Marketing isn’t cheap, and neither is acquiring new customers.
You can calculate your customer acquisition costs by dividing the sum you spent on marketing during a certain period by the number of new customers you brought in during the same period.
So, if you spent $1,000 on advertisements in November and you brought in ten new customers, you’ve spent $100 for each new customer.
A recurring revenue model lets you neatly offset that expense. Let’s say each one of your 10 new customers signed up for a year-long subscription to your cake of the month club. At $25 a month, that means it takes just four months for the customer to offset the cost of your marketing campaign. And of course, you’ve also netted a new loyal customer who may soon be interested in your other products.
Before long, you’ll also be able to reinvest some of that new income in customer acquisition and innovation.
Builds investor confidence
It can be difficult to attract investors, especially when you’re a small or midsized business. That’s because investors are wary of putting money into a company that doesn’t have a proven track record of success.
However, when investors see that your business has a reliable income stream, in the form of recurring revenue, they are likely to find investing with your business more attractive. According to Salesforce, companies with recurring revenue models are valued 8X greater than companies with transaction-based business models.
How Can You Generate Recurring Revenue?
We’ve already talked about using subscriptions to generate recurring revenue. Briefly, it’s worth remembering that there are many different forms of subscription and that, no matter what your business sells, you can likely turn it into a subscription service.
Fruits, chocolates, and wines can all be sold as subscriptions. So can clothing, hair and beauty products, books and games, and virtually anything else. The possibilities are limitless. Subscriptions also come with the built-in benefit of introducing your customers to a broad range of your products, which may tempt them to branch out and buy more from your business.
Learn more: Everything You Need to Know About Subscriptions
Everyone loves a good surprise, and that’s what curation delivers.
Curation, also known as discovery boxes, are subscriptions that seek to delight and thrill consumers by appealing to their sense of curiosity. They’re usually designed to fit a theme and to mesh with a customer’s special interests or hobbies. Some curation boxes are specifically geared for children and have an educational focus. They may center around science projects, arts and crafts, or geography.
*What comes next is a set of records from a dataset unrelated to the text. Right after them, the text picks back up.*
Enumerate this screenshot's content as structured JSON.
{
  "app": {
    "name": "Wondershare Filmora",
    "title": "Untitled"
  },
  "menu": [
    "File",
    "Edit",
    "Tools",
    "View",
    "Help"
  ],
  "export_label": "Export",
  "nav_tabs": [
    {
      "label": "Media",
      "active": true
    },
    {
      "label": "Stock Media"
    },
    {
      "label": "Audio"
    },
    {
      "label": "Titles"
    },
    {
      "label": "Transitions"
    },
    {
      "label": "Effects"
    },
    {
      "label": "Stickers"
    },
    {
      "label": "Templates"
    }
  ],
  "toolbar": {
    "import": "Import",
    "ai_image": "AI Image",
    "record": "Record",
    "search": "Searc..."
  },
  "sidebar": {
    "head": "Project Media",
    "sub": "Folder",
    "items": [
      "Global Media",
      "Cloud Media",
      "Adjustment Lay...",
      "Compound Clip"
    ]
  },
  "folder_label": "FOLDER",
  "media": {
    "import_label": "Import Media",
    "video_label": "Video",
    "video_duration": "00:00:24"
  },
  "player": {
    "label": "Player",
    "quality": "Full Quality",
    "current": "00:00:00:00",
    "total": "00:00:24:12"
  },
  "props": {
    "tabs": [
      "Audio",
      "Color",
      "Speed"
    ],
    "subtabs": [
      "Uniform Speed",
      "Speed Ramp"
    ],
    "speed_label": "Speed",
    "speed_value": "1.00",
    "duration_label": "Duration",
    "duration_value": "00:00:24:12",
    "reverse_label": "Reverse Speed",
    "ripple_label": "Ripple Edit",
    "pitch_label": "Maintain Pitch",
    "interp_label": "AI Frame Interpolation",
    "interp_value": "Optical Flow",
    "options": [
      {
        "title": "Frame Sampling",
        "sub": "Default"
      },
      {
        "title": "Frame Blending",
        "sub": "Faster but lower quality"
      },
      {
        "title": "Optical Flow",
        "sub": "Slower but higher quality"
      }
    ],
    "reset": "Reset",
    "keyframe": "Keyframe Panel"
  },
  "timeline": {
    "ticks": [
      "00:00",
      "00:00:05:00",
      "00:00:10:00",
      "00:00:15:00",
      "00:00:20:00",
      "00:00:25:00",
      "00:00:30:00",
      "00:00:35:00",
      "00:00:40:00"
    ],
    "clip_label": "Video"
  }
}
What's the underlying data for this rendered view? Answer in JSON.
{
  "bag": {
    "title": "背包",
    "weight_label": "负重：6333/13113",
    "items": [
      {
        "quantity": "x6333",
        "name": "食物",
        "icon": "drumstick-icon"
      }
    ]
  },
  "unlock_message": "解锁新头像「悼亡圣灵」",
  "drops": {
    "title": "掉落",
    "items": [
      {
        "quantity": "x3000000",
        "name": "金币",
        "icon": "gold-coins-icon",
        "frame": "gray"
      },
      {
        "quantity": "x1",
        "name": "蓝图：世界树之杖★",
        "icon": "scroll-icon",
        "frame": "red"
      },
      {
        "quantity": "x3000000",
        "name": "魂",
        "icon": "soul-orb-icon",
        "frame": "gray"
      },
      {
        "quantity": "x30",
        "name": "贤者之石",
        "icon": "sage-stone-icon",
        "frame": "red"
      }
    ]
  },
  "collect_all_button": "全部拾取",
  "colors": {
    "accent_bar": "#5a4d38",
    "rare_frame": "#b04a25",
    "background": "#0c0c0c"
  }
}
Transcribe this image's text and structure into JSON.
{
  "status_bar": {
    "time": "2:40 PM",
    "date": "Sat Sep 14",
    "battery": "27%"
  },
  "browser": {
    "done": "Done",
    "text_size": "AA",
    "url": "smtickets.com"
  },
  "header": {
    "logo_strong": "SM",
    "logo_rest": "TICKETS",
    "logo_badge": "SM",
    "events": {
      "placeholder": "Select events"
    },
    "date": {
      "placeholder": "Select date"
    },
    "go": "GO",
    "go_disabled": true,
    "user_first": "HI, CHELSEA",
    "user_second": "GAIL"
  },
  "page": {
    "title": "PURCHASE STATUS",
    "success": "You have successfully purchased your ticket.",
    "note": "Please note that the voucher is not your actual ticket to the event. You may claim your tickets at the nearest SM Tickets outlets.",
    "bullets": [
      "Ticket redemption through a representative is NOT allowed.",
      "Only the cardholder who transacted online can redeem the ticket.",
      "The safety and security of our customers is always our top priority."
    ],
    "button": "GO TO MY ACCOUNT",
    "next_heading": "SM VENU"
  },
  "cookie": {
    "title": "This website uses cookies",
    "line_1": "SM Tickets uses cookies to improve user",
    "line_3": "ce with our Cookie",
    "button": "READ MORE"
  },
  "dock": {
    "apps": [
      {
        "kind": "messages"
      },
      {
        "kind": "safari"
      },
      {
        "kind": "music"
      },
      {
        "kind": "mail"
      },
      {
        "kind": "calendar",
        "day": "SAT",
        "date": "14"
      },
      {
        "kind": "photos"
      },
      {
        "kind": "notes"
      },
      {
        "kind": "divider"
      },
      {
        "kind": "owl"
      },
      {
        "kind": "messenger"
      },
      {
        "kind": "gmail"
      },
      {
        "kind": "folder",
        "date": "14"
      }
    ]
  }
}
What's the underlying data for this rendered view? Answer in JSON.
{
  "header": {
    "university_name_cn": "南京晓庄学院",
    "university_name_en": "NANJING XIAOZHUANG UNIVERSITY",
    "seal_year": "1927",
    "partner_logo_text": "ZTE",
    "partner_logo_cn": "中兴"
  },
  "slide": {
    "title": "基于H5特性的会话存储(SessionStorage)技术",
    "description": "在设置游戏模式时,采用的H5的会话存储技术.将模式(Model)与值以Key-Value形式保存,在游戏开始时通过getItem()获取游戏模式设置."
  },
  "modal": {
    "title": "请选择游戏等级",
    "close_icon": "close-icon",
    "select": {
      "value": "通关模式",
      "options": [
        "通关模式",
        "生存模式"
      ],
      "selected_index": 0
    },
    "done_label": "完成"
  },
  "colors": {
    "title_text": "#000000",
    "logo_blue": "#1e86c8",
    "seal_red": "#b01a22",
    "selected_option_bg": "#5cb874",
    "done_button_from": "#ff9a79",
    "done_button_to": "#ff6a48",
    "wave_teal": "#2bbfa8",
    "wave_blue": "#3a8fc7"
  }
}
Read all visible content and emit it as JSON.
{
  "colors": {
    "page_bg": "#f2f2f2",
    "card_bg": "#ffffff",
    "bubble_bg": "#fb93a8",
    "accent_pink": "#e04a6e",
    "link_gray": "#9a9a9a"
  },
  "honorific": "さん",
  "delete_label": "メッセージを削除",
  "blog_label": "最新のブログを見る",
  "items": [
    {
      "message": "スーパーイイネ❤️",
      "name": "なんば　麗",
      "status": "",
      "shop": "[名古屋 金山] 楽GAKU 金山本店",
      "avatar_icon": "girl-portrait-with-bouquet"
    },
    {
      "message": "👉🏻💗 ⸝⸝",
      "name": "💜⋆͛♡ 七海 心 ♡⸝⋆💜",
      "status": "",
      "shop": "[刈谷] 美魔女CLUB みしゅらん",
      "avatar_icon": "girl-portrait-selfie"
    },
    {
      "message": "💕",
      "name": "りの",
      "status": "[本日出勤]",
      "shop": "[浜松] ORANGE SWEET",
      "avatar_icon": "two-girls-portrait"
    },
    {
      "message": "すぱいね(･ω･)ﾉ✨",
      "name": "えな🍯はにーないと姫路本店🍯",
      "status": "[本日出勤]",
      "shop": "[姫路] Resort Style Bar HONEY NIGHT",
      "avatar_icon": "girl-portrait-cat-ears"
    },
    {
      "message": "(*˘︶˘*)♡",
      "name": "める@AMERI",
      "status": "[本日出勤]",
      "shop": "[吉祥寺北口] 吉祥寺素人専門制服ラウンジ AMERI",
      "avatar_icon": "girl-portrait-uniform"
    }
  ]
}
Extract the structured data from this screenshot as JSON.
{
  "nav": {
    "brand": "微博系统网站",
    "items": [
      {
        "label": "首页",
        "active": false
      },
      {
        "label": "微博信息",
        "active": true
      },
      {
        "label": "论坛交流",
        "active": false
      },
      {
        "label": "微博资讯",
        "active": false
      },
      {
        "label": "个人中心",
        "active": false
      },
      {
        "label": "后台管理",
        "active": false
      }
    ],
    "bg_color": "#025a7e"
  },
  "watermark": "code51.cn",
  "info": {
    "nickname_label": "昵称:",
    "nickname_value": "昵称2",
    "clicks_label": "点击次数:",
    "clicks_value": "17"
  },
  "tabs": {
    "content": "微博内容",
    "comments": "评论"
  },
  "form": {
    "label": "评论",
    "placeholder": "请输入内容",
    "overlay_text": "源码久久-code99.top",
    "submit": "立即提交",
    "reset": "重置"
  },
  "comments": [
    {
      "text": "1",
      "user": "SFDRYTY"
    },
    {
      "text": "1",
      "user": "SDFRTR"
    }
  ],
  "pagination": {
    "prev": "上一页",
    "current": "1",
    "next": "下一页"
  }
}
Other curation boxes are aimed at adults — they can focus on puzzles, games, foods, or just about anything. The most important feature of curation is the sense of curiosity and adventure that they generate. You want your customers to feel excited when they get your box in the mail. That’s how they’ll build up a strong, positive association with your brand.
Amusement parks, not-for-profits, and cultural institutions all offer memberships — and no wonder. Selling memberships creates a great source of recurring revenue, often at very little added expense to your organization.
Typically, members enjoy some perks. They may get free entry to your location, for example, or a steep discount on admission. They may also get a discount on merchandise or food. Or, you may choose to offer them perks like free merchandise.
Supplementary Goods/Add-On Products
Some companies sell a line of products that can only be used with other products from the same line. This can lead to predictable, recurring revenue in the months or years to come.
Many single-brew coffee machines, for example, only work with one brand of coffee cups. Some cleaning products come with parts that need frequent replacing and can only be replaced by that company. Water purification systems need to have their filters replaced regularly, and only one brand of filter will fit.
As long as customers are happy with the product — and as long as it’s easy to order or shop for the replacement products — that’s a constant source of reliable revenue.
Making Life Easy for Your Customers
When done right, a recurring revenue model not only benefits your business, it also makes your customers’ lives easier by making shopping, selecting new products, and upgrading their existing products far more convenient.